====== Entries shown ======
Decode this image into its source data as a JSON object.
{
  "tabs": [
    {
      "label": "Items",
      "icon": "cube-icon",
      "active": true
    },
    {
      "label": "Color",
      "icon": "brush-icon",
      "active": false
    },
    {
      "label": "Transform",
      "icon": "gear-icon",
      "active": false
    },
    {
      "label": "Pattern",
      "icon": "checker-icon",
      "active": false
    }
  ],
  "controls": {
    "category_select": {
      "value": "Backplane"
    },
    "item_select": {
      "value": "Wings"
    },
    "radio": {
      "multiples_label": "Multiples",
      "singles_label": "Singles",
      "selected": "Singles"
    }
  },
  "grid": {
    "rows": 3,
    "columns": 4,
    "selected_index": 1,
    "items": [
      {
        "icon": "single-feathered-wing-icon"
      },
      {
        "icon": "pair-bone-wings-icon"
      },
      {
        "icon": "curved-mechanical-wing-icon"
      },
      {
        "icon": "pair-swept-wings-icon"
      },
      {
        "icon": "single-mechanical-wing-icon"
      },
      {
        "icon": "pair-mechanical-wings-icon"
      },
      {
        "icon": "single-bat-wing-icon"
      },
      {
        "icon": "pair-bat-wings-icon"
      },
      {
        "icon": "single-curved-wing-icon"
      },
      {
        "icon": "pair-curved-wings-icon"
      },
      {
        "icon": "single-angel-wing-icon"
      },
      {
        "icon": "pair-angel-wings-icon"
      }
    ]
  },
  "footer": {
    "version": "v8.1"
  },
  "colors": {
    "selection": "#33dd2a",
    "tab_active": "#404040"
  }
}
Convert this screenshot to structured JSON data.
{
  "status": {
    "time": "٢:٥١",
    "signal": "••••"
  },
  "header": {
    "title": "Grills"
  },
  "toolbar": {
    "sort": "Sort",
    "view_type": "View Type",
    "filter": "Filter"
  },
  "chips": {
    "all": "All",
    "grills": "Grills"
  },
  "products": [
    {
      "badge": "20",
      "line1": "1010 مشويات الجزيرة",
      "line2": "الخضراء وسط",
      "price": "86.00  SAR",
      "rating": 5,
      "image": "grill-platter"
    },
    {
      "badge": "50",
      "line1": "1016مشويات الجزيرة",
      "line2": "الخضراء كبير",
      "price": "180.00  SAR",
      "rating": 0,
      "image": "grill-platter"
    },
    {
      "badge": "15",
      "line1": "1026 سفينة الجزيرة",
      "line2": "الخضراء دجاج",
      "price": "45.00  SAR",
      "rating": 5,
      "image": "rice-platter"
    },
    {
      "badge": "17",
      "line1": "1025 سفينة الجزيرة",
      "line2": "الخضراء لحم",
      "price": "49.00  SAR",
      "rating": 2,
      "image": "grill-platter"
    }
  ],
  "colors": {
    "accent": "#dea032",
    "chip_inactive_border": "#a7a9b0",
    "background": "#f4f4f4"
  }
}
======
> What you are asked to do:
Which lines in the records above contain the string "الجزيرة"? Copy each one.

> Response area:
      "line1": "1010 مشويات الجزيرة",
      "line1": "1016مشويات الجزيرة",
      "line1": "1026 سفينة الجزيرة",
      "line1": "1025 سفينة الجزيرة",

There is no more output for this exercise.